- [Try it]: The entries are to be given again in full. Every word must match.

- [Element data from apps and pages]:
····················

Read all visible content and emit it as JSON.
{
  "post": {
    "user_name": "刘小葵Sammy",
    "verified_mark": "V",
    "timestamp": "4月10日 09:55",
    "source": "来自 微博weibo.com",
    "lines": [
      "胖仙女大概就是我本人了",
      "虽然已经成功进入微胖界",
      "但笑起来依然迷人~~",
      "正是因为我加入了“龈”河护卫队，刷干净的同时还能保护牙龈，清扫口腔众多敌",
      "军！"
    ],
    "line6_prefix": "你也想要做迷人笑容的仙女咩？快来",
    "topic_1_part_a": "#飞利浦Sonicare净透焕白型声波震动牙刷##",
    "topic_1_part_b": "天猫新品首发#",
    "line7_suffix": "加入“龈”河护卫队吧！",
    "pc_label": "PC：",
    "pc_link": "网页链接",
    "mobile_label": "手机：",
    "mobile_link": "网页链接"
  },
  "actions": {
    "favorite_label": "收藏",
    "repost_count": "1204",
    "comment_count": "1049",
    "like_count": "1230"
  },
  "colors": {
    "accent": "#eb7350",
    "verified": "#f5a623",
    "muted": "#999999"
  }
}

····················

- [Result]:
Read all visible content and emit it as JSON.
{
  "post": {
    "user_name": "刘小葵Sammy",
    "verified_mark": "V",
    "timestamp": "4月10日 09:55",
    "source": "来自 微博weibo.com",
    "lines": [
      "胖仙女大概就是我本人了",
      "虽然已经成功进入微胖界",
      "但笑起来依然迷人~~",
      "正是因为我加入了“龈”河护卫队，刷干净的同时还能保护牙龈，清扫口腔众多敌",
      "军！"
    ],
    "line6_prefix": "你也想要做迷人笑容的仙女咩？快来",
    "topic_1_part_a": "#飞利浦Sonicare净透焕白型声波震动牙刷##",
    "topic_1_part_b": "天猫新品首发#",
    "line7_suffix": "加入“龈”河护卫队吧！",
    "pc_label": "PC：",
    "pc_link": "网页链接",
    "mobile_label": "手机：",
    "mobile_link": "网页链接"
  },
  "actions": {
    "favorite_label": "收藏",
    "repost_count": "1204",
    "comment_count": "1049",
    "like_count": "1230"
  },
  "colors": {
    "accent": "#eb7350",
    "verified": "#f5a623",
    "muted": "#999999"
  }
}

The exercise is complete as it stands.